The commission says it’s an alarming situation because the only safety net against errors, omissions, defects, contamination etc., of the drugs and preventing such drugs from reaching the hospitals, markets and patients is at the stage of manufacturing. It recommends constitution of a task force comprising adequate number of qualified experts in the field of pharmaceutical manufacturing to undertake thorough and detailed cGMP compliance audits of all manufacturers in Punjab.
“The Tribunal examined various investigating officers, who investigated the matter after FIR was lodged on Jan 24, 2012 with police station and most glaring deficiency found in the investigating process was that it lacked direction and expertise,” according to the report which also recommends a separate unit on the lines of special investigation units established for white collar crimes, cyber crimes etc., to deal with the drug-related offences.
The report observes that one of the reasons the police investigation lacked direction and coherence was that the investigating officers were frequently changed.

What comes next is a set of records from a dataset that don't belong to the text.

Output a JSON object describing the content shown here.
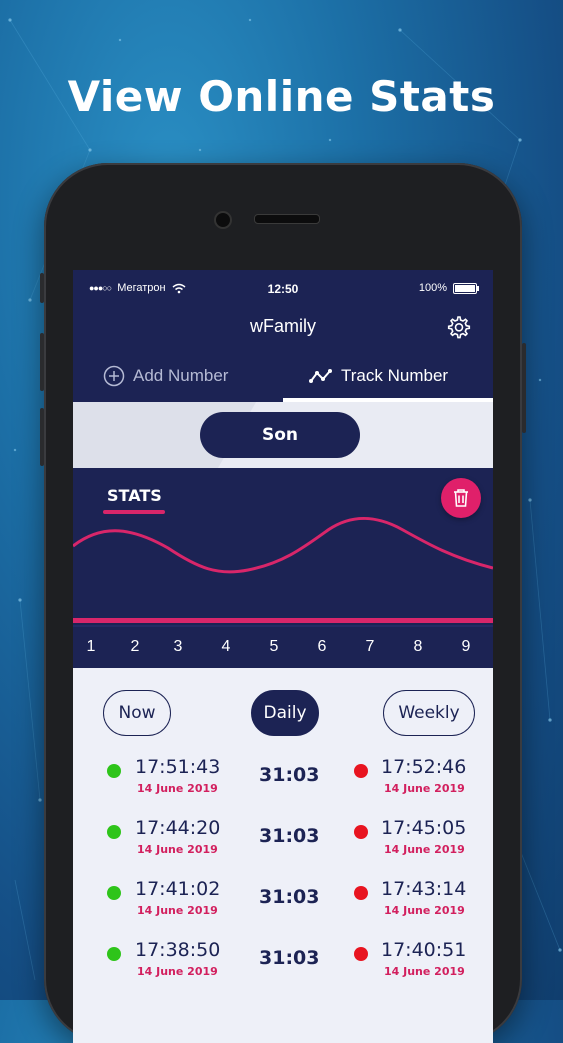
{
  "promo": {
    "headline": "View Online Stats"
  },
  "status_bar": {
    "signal": "●●●○○",
    "carrier": "Мегатрон",
    "time": "12:50",
    "battery": "100%"
  },
  "header": {
    "title": "wFamily",
    "settings_icon": "gear-icon"
  },
  "tabs": [
    {
      "label": "Add Number",
      "icon": "plus-circle-icon",
      "active": false
    },
    {
      "label": "Track Number",
      "icon": "trend-line-icon",
      "active": true
    }
  ],
  "contact": {
    "name": "Son"
  },
  "stats": {
    "title": "STATS",
    "delete_icon": "trash-icon",
    "axis_labels": [
      "1",
      "2",
      "3",
      "4",
      "5",
      "6",
      "7",
      "8",
      "9"
    ]
  },
  "filters": [
    {
      "label": "Now",
      "active": false
    },
    {
      "label": "Daily",
      "active": true
    },
    {
      "label": "Weekly",
      "active": false
    }
  ],
  "sessions": [
    {
      "start_time": "17:51:43",
      "start_date": "14 June 2019",
      "duration": "31:03",
      "end_time": "17:52:46",
      "end_date": "14 June 2019"
    },
    {
      "start_time": "17:44:20",
      "start_date": "14 June 2019",
      "duration": "31:03",
      "end_time": "17:45:05",
      "end_date": "14 June 2019"
    },
    {
      "start_time": "17:41:02",
      "start_date": "14 June 2019",
      "duration": "31:03",
      "end_time": "17:43:14",
      "end_date": "14 June 2019"
    },
    {
      "start_time": "17:38:50",
      "start_date": "14 June 2019",
      "duration": "31:03",
      "end_time": "17:40:51",
      "end_date": "14 June 2019"
    }
  ],
  "colors": {
    "navy": "#1c2354",
    "accent_pink": "#d8266a",
    "online_green": "#2ec41a",
    "offline_red": "#e81420"
  }
}
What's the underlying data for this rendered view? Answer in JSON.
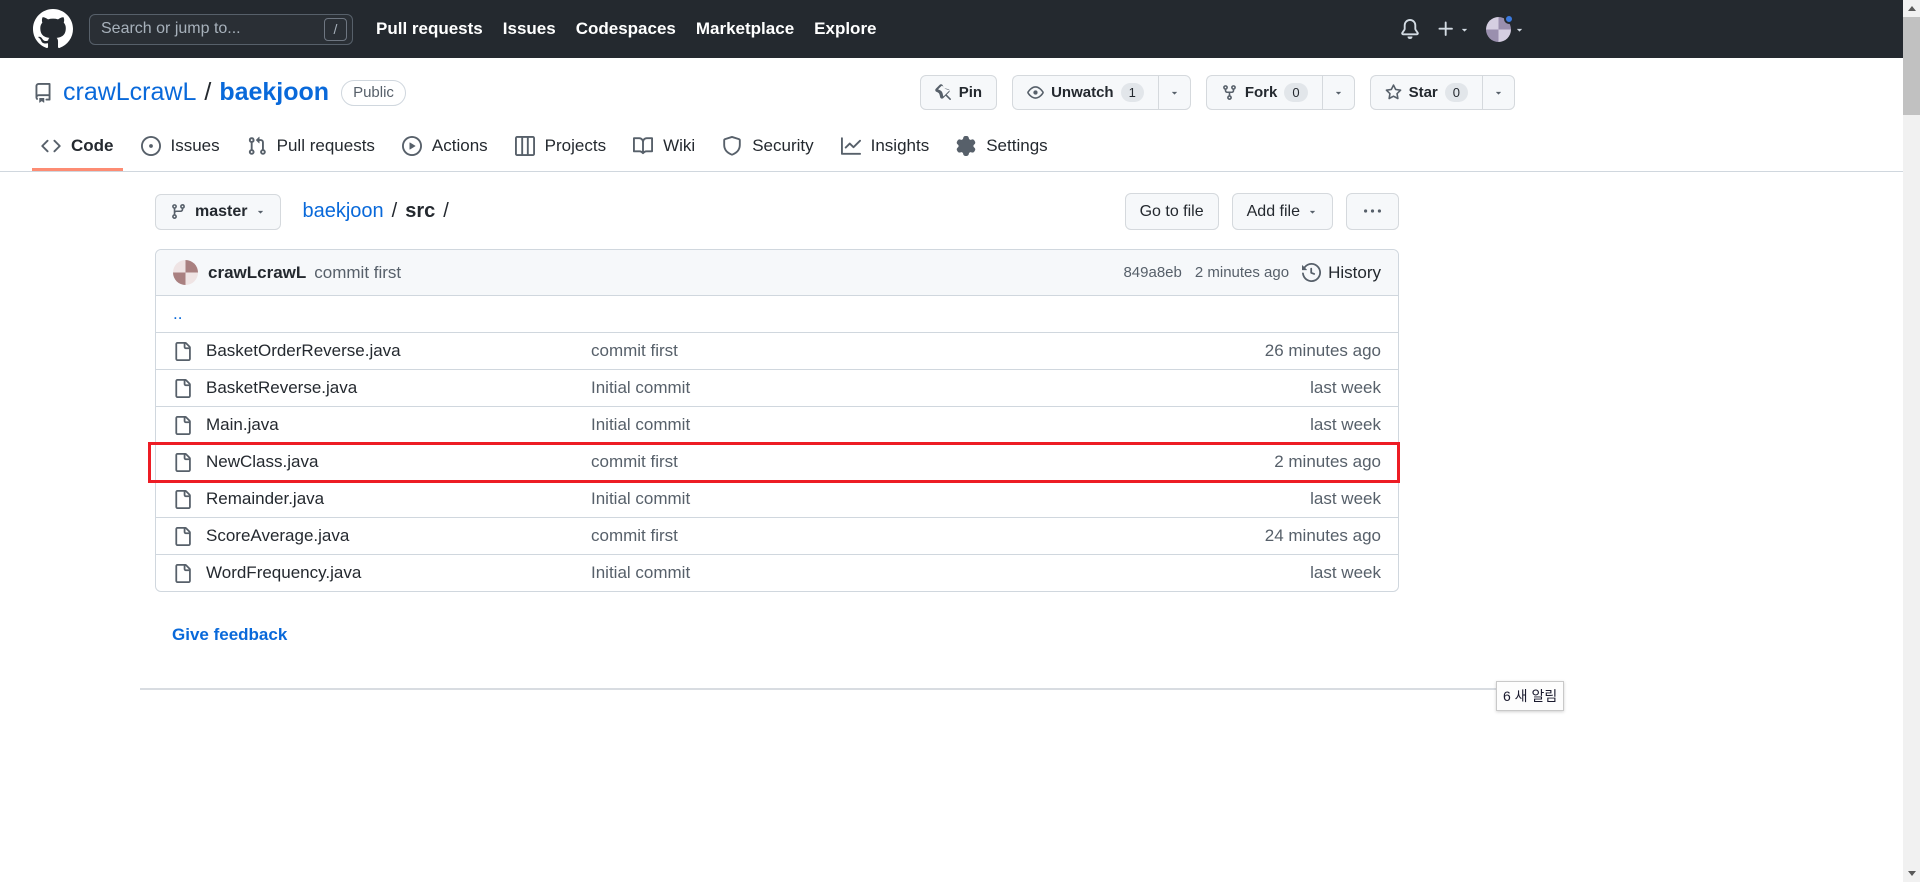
{
  "annotation": {
    "highlighted_file": "NewClass.java",
    "highlight_color": "#ed1c24"
  },
  "header": {
    "search": {
      "placeholder": "Search or jump to...",
      "hotkey": "/"
    },
    "nav": [
      "Pull requests",
      "Issues",
      "Codespaces",
      "Marketplace",
      "Explore"
    ]
  },
  "repo": {
    "owner": "crawLcrawL",
    "separator": "/",
    "name": "baekjoon",
    "visibility": "Public",
    "pin": "Pin",
    "watch": "Unwatch",
    "watch_count": "1",
    "fork": "Fork",
    "fork_count": "0",
    "star": "Star",
    "star_count": "0"
  },
  "tabs": [
    "Code",
    "Issues",
    "Pull requests",
    "Actions",
    "Projects",
    "Wiki",
    "Security",
    "Insights",
    "Settings"
  ],
  "file_nav": {
    "branch": "master",
    "breadcrumb_repo": "baekjoon",
    "separator": "/",
    "breadcrumb_path": "src",
    "go_to_file": "Go to file",
    "add_file": "Add file"
  },
  "commit_bar": {
    "author": "crawLcrawL",
    "message": "commit first",
    "hash": "849a8eb",
    "age": "2 minutes ago",
    "history": "History"
  },
  "file_list": {
    "up": "..",
    "files": [
      {
        "name": "BasketOrderReverse.java",
        "message": "commit first",
        "age": "26 minutes ago"
      },
      {
        "name": "BasketReverse.java",
        "message": "Initial commit",
        "age": "last week"
      },
      {
        "name": "Main.java",
        "message": "Initial commit",
        "age": "last week"
      },
      {
        "name": "NewClass.java",
        "message": "commit first",
        "age": "2 minutes ago"
      },
      {
        "name": "Remainder.java",
        "message": "Initial commit",
        "age": "last week"
      },
      {
        "name": "ScoreAverage.java",
        "message": "commit first",
        "age": "24 minutes ago"
      },
      {
        "name": "WordFrequency.java",
        "message": "Initial commit",
        "age": "last week"
      }
    ]
  },
  "footer": {
    "give_feedback": "Give feedback"
  },
  "system": {
    "toast": "6 새 알림"
  }
}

The inquiry exposes major structural weakness and loopholes in the administrative process and proceedings of the PIC. “The mode of manner in which medicines were procured, received and stored, documented and dispensed is not in consonance with the requirements of running an organised and efficient hospital,” it says.
Further, it says, the Free Pharmacy of the PIC, its storage area, its staff working in the store room, inventory control, who checked and approved the consignment, but missed the presence Batch J093 are liable to answer for their actions.
The inquiry has also brought into focus complete absence of systems at the level of health department to handle situations like these.
The commission takes exception to the government and described its remedial measures as “a shot in the dark”. The Punjab administration’s response was neither structured nor was it based upon standard operating procedures.
“It was sheer good luck that the contaminated drug was swiftly identified in a matter of weeks and an antidote found by laboratories of the MHRA, UK.”
The last chapter covers detailed recommendations on how to improve the mechanisms.
“It is our earnest hope that the conclusions drawn, responsibilities fixed and recommendations made in this report will result in appropriate action by the competent authorities in accordance with law,” the commission chairman says.
He further states that the Punjab government may share this report with the federal government/Drug Regulatory Authority whose involvement for implementation of recommendations made herein is necessary.
“This report should act as an eye-opener for all concerned who must take immediate steps to implement existing laws in letter and spirit, introduce fresh legislation where required, frame new rules and regulations, put in place efficient, effective and modern systems and administrative structures as suggested herein so that the lives lost in this tragic incident would not have been lost in vain,” he concludes.